_YOUR OBJECTIVE_
Copy each line from the entries that the word "Настройка" appears in.

_GIVEN RECORDS_
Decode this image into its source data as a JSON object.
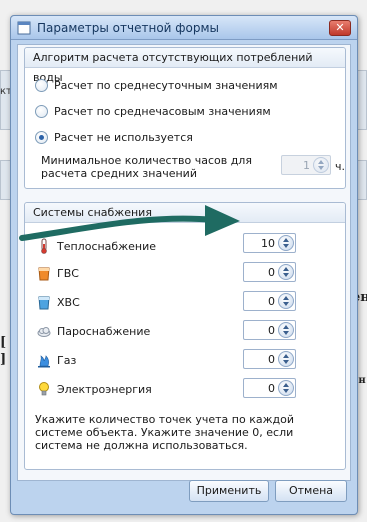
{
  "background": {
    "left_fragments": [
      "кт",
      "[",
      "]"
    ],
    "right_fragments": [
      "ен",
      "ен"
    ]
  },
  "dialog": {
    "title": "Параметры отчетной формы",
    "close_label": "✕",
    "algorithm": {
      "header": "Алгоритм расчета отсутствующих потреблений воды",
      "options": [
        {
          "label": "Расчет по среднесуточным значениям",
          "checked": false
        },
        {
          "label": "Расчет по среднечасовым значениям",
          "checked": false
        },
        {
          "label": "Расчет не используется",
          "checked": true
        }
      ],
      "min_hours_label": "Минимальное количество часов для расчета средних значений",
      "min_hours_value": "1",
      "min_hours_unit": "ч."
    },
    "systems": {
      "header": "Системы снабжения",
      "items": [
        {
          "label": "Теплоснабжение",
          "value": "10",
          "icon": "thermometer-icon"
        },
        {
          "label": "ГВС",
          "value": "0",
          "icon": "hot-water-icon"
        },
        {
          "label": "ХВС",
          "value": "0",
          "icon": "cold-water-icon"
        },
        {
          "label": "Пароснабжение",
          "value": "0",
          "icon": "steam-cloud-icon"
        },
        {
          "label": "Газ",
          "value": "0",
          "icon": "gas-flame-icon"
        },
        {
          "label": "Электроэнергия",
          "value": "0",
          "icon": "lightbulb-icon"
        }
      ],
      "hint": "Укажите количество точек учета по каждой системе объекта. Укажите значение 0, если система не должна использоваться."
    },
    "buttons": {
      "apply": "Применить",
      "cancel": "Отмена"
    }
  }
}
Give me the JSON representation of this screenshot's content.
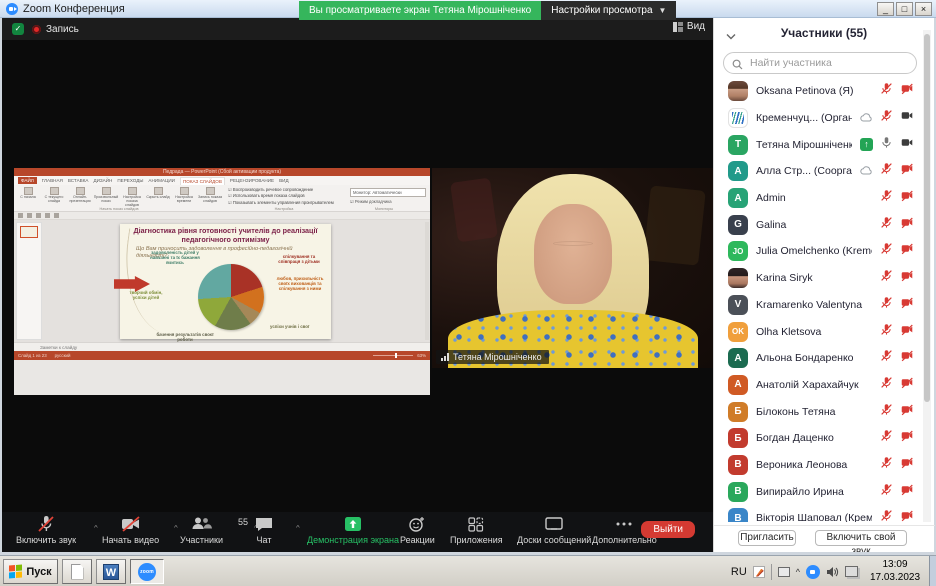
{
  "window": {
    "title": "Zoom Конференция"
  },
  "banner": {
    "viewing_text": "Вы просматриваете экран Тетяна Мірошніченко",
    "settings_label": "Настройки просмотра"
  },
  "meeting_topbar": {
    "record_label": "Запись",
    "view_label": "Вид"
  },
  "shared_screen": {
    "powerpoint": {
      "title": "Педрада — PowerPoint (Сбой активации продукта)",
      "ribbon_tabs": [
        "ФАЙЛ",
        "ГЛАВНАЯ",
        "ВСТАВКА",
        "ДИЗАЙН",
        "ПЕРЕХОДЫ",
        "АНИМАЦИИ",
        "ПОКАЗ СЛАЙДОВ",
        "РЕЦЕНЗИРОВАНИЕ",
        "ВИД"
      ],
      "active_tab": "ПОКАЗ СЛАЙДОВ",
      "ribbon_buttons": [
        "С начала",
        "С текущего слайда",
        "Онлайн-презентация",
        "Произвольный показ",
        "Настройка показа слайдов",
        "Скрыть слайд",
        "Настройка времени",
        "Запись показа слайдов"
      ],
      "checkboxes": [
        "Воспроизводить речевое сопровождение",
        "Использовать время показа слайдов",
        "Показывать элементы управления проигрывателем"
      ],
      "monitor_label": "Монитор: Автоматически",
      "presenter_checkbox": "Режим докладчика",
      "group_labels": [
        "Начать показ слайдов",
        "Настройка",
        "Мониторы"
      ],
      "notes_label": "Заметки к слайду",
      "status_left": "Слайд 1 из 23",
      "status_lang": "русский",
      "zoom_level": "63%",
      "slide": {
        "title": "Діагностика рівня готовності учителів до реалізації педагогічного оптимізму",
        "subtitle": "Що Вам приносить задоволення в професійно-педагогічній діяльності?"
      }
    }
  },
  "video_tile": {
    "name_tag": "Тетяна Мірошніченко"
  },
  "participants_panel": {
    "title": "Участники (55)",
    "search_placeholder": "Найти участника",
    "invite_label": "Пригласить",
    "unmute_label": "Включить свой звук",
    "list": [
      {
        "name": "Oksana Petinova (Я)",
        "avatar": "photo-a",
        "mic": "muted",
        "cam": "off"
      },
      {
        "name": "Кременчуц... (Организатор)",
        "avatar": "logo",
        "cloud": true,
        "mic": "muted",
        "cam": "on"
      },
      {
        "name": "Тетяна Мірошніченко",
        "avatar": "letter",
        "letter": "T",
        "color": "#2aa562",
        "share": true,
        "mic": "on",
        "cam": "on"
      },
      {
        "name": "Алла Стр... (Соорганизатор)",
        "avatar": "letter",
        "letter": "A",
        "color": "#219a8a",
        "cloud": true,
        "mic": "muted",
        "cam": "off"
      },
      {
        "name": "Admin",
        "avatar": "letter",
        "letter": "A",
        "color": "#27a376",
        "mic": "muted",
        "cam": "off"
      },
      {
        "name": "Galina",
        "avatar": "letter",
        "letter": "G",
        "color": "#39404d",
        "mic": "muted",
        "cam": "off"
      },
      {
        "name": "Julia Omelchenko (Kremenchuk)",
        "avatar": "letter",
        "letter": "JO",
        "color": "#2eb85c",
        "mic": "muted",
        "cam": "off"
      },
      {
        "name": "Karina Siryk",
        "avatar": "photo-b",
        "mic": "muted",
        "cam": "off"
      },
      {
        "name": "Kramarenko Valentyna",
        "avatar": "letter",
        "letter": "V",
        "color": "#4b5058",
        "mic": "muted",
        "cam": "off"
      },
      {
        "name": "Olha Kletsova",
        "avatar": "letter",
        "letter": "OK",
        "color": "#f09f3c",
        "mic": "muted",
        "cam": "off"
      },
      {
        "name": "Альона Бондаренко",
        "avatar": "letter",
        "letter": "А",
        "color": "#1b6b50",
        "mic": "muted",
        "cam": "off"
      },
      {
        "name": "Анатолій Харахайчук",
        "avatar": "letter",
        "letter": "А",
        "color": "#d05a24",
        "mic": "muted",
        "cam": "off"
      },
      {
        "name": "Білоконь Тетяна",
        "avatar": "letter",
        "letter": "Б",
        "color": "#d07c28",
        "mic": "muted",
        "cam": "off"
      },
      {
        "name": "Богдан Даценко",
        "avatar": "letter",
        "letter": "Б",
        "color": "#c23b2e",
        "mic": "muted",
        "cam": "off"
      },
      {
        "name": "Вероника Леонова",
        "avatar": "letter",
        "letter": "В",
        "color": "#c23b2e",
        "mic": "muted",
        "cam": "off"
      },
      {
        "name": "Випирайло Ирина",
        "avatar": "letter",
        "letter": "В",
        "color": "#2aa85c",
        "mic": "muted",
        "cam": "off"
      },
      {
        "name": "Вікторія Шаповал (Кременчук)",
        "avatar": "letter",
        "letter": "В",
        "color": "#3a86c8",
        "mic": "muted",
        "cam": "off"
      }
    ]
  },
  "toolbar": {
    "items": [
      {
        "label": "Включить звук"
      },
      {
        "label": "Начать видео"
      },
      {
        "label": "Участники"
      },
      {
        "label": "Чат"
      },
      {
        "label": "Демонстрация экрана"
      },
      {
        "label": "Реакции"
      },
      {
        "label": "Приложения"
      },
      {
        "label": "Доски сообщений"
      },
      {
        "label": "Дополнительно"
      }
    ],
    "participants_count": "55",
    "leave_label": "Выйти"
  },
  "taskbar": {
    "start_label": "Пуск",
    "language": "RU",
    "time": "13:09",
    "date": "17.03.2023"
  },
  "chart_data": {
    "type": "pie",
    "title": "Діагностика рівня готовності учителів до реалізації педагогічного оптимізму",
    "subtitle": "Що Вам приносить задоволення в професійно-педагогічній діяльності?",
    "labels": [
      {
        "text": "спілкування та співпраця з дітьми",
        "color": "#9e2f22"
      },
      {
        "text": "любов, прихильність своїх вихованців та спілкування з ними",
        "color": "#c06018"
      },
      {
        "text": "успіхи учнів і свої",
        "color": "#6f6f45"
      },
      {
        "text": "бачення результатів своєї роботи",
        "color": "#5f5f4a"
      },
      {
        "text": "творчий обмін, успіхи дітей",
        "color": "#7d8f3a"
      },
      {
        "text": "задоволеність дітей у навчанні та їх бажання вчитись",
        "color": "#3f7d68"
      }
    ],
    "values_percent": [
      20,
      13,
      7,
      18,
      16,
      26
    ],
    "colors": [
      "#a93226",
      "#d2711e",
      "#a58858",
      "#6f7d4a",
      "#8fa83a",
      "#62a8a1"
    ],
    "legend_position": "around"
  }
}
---
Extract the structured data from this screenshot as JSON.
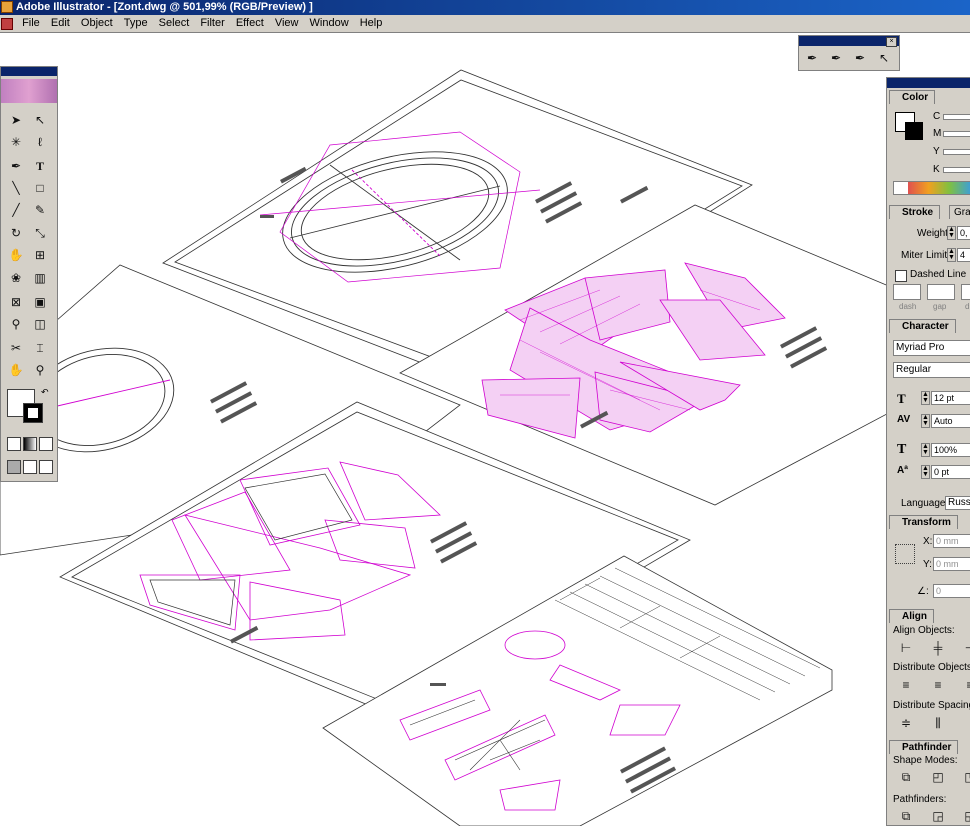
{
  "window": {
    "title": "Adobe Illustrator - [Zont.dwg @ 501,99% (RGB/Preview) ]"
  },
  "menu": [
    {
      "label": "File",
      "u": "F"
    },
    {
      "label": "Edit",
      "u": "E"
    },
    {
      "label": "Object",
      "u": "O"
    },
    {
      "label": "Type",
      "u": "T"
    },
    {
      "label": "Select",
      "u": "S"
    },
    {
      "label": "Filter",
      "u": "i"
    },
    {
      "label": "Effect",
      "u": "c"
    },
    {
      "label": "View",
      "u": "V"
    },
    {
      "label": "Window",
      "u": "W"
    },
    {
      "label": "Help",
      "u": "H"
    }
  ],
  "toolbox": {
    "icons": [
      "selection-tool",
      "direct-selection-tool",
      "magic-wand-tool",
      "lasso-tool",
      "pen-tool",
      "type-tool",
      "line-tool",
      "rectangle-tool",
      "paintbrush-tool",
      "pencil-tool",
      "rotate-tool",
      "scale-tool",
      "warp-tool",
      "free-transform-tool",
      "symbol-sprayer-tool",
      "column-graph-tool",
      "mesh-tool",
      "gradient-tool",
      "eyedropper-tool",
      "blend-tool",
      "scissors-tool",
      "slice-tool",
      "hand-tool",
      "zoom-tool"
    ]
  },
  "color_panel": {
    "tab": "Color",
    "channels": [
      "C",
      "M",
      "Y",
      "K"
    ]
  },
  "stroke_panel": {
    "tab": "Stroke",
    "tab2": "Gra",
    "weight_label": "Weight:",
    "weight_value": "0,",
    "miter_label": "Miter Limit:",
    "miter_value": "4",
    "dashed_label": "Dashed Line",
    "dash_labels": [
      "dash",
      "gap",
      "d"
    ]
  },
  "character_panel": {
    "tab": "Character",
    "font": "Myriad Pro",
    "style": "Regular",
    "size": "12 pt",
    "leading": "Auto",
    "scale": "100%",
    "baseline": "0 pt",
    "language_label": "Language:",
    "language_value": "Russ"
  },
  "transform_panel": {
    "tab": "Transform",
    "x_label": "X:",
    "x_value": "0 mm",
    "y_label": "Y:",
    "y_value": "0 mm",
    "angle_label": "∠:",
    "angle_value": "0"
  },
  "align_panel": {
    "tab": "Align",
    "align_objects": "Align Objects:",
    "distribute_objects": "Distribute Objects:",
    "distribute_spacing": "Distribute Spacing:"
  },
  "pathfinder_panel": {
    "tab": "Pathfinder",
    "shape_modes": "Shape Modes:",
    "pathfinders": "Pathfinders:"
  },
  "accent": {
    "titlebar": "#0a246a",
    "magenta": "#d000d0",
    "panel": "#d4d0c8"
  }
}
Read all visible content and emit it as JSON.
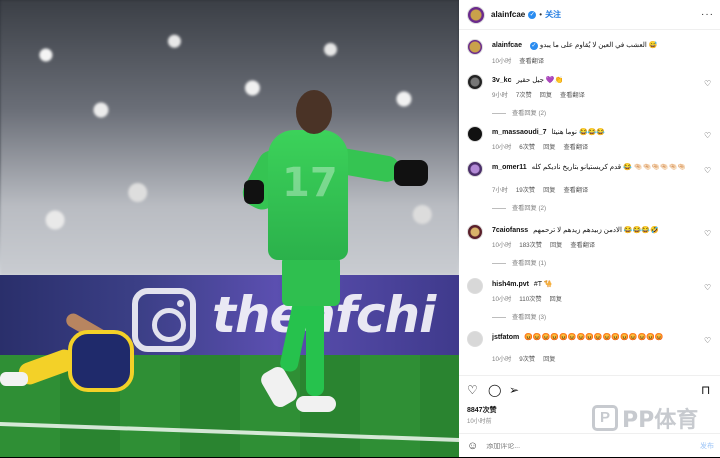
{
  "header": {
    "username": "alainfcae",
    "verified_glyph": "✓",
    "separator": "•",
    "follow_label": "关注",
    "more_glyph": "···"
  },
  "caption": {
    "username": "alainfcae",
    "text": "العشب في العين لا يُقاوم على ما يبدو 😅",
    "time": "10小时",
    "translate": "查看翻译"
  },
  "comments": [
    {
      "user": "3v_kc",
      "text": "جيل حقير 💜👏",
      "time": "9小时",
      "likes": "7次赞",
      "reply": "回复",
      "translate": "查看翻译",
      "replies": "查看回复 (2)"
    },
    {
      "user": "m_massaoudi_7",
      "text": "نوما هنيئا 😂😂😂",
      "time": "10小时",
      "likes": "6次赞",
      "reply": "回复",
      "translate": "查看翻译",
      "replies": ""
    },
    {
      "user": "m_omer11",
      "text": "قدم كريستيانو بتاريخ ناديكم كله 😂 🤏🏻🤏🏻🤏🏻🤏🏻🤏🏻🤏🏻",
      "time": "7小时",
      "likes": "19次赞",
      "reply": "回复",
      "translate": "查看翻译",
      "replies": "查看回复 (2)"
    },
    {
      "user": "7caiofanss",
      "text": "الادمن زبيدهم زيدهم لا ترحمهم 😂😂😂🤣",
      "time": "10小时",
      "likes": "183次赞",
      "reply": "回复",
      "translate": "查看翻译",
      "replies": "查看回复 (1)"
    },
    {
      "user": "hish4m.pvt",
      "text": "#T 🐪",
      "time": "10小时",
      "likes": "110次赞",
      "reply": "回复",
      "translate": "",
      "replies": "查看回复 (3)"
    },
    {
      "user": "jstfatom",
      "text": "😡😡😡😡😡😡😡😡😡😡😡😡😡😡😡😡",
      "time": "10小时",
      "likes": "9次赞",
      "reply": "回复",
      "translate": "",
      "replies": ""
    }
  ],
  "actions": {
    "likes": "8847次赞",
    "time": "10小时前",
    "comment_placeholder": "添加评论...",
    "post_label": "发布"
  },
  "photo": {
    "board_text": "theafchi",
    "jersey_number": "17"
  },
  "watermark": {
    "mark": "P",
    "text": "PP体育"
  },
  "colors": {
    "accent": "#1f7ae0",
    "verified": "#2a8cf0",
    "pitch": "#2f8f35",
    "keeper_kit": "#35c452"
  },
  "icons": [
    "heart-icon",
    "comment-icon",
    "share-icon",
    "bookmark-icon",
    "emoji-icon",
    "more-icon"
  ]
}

_EXPECTED ANSWER_
        "Настройка показа слайдов",
        "Настройка времени",
        "Настройка",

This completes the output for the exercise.